The Vikings have a well-known need at linebacker, though they may not want to invest a high pick there with the rising importance of the nickel defense. With that in mind, the Vikings will have to find a linebacker that may not be the slam-dunk you tend to find in the first round. To that end, the Vikings could improve their odds with the smart use of data.
But what data to use? There’s a lot of information out there, and most of it is useless. Sometimes information that seems useless is useful if applied properly and a lot of our old understandings of which statistics matter may conversely not stand up to scrutiny.
Conventional wisdom indicates that speed and agility scores at the combine are critical for linebackers, but thorough testing of the athletic data can reveal that every drill at the combine matters for off-ball defenders. Beyond that, all of the scores mean nothing without accounting for the weight and height of the linebackers you’re measuring.
Because of that, it can be quite complicated to come up with holistic scores using a simple process that really accurately weighs the importance of various measureables. That might be a reason that NFL teams have been doing a poor job of incorporating athletic testing into their evaluation of linebackers.
Couple that with a poor understanding of which college statistics can predict future success in the NFL and you can end up with a distrust of using data overall that you would not have had if someone presented it appropriately.
I’ve combined the athletic measureables work I’ve been doing for the past several years with new measures of productivity in the college game to see which linebackers were most likely to bust and which were most likely to pay back their teams’ investment. Before I list the winners and losers in this year’s draft class, take a look at the linebacker scores and results by round in the following slideshow:
As you can see, prospects are separated into three bins: scores of 8.0-10.0, 6.0-7.9 and 0.0-5.9
Prospects in the first group met their round expectation far more often than players in the third group (for the first round, players need to be headliners; for the second round they need to be consistent starters and for the third round they need to stick around the league and teams do not actively try to replace them).
The determinations used above are quick judgments, but the results bear out if using Pro-Football-Reference’s approximate value or Pro Football Focus’ player grades.
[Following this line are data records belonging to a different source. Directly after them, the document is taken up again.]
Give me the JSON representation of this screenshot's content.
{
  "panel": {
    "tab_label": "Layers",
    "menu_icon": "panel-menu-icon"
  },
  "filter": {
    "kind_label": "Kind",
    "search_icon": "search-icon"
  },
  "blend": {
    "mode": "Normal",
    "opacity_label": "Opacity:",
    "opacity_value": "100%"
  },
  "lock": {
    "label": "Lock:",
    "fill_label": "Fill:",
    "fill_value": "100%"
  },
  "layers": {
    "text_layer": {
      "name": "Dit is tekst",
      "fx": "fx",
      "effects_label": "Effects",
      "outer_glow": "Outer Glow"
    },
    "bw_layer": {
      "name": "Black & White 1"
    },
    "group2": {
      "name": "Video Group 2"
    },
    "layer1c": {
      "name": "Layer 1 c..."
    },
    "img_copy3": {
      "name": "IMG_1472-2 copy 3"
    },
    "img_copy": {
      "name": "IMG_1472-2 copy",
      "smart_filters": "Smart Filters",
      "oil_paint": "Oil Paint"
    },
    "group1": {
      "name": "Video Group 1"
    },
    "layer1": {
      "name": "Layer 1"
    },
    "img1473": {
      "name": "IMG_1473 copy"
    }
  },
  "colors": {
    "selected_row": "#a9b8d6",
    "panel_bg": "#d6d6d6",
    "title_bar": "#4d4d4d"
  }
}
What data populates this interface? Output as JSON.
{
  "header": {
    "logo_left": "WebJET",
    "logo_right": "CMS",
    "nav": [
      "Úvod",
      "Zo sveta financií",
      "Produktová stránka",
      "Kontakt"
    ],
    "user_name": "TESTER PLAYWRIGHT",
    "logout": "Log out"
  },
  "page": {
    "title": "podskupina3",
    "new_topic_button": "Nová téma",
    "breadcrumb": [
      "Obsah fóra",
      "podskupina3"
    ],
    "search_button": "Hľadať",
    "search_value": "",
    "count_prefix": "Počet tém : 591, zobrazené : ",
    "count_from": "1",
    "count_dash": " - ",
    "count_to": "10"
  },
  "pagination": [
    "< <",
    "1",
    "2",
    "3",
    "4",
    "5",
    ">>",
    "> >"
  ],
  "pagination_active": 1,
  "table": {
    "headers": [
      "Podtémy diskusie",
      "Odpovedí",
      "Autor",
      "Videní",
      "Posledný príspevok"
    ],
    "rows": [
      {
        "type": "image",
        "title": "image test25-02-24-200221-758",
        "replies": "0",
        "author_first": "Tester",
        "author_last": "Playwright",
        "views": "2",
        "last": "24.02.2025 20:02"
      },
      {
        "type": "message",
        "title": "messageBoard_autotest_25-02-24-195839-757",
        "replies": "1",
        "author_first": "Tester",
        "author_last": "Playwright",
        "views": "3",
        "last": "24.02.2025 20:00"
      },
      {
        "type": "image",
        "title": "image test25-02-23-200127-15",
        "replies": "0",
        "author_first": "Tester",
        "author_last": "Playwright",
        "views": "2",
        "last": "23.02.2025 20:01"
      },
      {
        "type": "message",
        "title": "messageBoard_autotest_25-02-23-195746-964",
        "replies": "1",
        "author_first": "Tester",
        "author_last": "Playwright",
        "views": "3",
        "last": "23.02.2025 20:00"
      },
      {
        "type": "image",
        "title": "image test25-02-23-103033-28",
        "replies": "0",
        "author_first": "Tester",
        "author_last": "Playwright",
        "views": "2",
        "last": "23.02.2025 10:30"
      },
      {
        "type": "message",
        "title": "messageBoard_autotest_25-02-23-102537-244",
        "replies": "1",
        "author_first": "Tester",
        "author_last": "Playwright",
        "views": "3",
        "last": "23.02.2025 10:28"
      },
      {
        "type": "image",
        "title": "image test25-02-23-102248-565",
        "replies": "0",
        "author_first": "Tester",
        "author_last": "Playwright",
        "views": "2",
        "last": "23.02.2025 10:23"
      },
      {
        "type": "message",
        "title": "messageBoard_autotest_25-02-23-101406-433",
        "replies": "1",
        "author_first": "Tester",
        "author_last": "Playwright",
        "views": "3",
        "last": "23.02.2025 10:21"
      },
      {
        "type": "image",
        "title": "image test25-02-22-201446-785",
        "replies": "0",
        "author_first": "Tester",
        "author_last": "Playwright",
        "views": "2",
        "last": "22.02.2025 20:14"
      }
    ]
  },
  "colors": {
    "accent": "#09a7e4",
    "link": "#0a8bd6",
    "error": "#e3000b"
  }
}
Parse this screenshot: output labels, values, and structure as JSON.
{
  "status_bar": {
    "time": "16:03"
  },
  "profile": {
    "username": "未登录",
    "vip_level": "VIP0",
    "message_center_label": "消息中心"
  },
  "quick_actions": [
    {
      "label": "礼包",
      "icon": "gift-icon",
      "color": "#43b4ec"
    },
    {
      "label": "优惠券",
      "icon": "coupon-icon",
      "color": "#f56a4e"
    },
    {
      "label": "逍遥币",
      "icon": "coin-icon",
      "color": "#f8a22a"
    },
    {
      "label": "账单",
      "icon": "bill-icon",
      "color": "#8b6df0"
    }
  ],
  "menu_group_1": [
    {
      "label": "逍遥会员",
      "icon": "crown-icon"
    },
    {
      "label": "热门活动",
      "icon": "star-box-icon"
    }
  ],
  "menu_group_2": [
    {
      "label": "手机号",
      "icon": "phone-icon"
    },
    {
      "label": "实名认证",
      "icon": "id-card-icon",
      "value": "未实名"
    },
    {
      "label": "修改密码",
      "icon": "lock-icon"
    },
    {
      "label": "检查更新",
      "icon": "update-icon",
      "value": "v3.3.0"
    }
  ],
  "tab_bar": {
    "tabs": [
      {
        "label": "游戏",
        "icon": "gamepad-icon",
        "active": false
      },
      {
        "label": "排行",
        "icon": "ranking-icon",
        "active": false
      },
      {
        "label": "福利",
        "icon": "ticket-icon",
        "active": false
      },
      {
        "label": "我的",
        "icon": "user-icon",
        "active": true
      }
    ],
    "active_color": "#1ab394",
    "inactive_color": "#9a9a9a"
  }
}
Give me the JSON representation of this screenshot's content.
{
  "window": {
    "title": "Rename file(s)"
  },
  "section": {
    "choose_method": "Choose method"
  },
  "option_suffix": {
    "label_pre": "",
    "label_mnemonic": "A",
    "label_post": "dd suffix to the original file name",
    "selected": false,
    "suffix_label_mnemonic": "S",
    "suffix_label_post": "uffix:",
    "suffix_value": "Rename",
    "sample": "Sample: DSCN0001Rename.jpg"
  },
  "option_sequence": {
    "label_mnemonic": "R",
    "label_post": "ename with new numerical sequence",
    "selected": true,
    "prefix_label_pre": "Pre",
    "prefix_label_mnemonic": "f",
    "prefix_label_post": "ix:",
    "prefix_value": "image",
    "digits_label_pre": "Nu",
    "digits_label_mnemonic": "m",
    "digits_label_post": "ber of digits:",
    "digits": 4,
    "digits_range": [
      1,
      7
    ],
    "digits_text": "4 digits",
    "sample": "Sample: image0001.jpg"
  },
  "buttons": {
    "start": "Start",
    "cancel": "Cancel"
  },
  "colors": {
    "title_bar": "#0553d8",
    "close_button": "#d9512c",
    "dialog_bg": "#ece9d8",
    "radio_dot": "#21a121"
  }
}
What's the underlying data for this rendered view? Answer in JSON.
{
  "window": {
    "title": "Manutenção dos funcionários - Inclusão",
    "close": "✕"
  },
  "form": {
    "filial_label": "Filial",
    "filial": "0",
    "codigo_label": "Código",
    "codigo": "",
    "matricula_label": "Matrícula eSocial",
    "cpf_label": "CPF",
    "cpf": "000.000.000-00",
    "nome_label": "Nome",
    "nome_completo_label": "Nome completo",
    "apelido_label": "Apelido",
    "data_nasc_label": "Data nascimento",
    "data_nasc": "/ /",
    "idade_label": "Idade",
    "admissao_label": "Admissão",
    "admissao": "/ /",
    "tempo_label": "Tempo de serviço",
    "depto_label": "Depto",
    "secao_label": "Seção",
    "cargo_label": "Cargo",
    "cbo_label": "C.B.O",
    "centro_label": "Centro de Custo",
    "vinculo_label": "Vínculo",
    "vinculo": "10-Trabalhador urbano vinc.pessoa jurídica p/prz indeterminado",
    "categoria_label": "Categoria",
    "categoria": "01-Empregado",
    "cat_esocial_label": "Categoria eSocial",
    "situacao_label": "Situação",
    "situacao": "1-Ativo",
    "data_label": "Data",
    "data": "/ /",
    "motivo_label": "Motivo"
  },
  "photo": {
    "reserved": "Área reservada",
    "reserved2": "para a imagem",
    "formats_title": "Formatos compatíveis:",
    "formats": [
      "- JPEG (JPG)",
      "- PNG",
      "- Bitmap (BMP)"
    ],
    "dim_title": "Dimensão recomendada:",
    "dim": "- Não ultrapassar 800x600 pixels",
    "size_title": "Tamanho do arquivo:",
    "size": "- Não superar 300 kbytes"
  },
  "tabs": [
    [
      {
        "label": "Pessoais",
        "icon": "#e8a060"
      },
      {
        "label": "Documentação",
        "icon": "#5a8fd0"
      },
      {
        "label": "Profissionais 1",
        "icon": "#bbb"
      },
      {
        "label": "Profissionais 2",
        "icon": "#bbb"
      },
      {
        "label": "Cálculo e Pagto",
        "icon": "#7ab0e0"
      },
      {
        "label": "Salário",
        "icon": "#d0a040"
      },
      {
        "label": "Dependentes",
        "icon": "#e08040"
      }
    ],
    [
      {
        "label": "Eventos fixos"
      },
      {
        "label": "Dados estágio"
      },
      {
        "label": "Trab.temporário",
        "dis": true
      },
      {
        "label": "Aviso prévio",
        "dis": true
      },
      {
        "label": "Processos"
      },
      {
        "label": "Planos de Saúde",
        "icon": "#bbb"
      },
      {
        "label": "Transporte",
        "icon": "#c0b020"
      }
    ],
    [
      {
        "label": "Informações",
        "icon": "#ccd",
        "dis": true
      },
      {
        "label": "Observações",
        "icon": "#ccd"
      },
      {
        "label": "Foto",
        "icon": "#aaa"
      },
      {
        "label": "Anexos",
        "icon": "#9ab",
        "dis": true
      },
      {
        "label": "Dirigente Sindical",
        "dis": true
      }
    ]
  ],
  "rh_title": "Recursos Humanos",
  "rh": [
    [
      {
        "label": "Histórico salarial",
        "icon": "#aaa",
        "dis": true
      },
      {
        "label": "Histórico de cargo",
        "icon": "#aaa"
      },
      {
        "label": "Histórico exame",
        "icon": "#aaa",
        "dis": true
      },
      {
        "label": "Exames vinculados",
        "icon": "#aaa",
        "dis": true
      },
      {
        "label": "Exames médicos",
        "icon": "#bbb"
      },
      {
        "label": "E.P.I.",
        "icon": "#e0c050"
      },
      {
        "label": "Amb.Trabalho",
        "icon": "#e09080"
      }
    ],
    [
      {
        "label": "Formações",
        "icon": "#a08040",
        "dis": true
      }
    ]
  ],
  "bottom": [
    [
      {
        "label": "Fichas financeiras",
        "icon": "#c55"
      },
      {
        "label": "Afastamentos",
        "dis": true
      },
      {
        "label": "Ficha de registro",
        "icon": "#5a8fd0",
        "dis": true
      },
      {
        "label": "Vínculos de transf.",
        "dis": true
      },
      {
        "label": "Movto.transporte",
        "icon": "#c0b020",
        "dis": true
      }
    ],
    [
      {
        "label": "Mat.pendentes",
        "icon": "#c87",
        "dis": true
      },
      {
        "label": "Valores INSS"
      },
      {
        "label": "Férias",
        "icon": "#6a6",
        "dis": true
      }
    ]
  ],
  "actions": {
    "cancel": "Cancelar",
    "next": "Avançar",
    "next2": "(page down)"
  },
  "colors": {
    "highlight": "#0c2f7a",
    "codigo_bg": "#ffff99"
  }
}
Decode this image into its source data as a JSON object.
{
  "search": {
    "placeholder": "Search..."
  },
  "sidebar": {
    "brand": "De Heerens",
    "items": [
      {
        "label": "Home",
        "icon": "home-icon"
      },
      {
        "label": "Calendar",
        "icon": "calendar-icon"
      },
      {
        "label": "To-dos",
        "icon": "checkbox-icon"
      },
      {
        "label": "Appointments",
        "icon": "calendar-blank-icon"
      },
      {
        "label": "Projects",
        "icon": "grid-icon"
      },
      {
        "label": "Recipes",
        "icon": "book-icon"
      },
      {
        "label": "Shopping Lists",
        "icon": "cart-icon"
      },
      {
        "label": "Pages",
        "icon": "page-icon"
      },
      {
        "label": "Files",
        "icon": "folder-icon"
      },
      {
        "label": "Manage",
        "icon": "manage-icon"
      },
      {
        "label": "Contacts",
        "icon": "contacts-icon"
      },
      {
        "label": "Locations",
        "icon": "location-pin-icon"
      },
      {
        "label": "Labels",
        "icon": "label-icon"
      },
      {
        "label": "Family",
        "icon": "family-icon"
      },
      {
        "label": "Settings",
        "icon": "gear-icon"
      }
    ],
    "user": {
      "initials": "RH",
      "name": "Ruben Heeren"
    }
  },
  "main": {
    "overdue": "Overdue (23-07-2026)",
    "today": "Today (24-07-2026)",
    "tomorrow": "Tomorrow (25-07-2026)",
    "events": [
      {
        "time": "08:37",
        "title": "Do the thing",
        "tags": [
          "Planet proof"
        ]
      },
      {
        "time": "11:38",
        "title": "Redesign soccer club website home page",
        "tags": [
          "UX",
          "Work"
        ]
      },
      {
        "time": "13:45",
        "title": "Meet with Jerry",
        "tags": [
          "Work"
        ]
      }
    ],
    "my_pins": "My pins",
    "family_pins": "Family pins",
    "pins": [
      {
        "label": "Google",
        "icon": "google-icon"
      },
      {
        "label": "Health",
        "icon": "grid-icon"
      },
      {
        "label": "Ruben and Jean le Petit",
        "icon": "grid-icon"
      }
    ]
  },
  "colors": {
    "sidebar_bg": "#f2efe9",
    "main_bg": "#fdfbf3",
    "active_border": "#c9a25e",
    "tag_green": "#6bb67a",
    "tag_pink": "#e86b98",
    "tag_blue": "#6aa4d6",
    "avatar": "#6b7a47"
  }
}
Jon Beason and Dont’a Hightower may deserve some quibbles, but chances are if you ask most people, one of them has played like a second-round linebacker (still very good) and the other like a first and you may get different responses from different analysts. Taken as a whole, here are the relative hit rates for the different groups:
(*excluded are 2015 rookies, players without reliable workout or college statistical data, as well as David Pollack and Odell Thurman because they busted massively for off-field reasons—both would have been marked as mid-round booms otherwise)
90 players isn’t a definitive sample size, but it’s certainly compelling. The work does bear out into the fourth round, as well, though the hits and busts are harder to define and the number of players with a high score drops significantly.
Another way to look at it is to look at the results by the “expected value” of a draft pick, using PFR’s Approximate Value metric; one they developed that roughly measures a player’s contribution level based on solo tackles, assisted tackles, interceptions, pass deflections, sacks, forced fumbles, scores, team defensive performance, teammate performance and postseason honors.
It’s an imperfect metric, but for the most part does a very good job giving quick numbers to run over large samples of data. As expected, the expected Approximate Value of a player decreases as you go into later and later picks. By figuring out what the average player returns to a team for each pick, you can see if a specific player has beaten their expected value.
Below are two tables that show the average performance above expected value for a player’s pick, sorted by linebacker score. The first table shows every linebacker with the score above a particular number and the second one shows every linebacker with a score below a particular number. In either case, it’s pretty clear: higher linebacker scores are good, and teams should try to grab players with scores of eight and above.
You can also tell from the general success rate of each score category:
With all that in mind, and most of the linebacker scores from pro days in, we can see which players are smart investments for the round value they’ve been given by CBS. Potential off-ball linebackers below, sorted by their player score:
[Updated to include all the linebackers projected to be drafted by CBS – if others have asked me about a specific linebacker, they are included here. I previously indicated that B.J. Goodson’s score was 3.3 but it is in fact 7.7 because of an input error]
A few caveats, however: Jaylon Smith and Myles Jack have estimated workouts scores used, and the players from Ohio State and Alabama may have inflated scores because of a correction designed to take into account teammate draft position. With so many Ohio State and Alabama players potentially drafted (and early), it could be overcorrected.
For now, however, this shows clear warnings for Kentrell Brothers (athleticism reasons), Su’a Cravens (athleticism reasons), Dominique Alexander (athleticism reasons) and Kyler Fackrell (age reasons). Reggie Ragland had a production red flag, but teammate corrections took care of it. Still, it would be prudent to note that for a team attempting to determine whether or not to put Ragland in the first round.
Remember, the scores are supposed to alter expectations in a given round, so it’s not saying that Joe Schobert is better than Leonard Floyd, only that Schobert is more likely to outperform his pick value than Floyd is.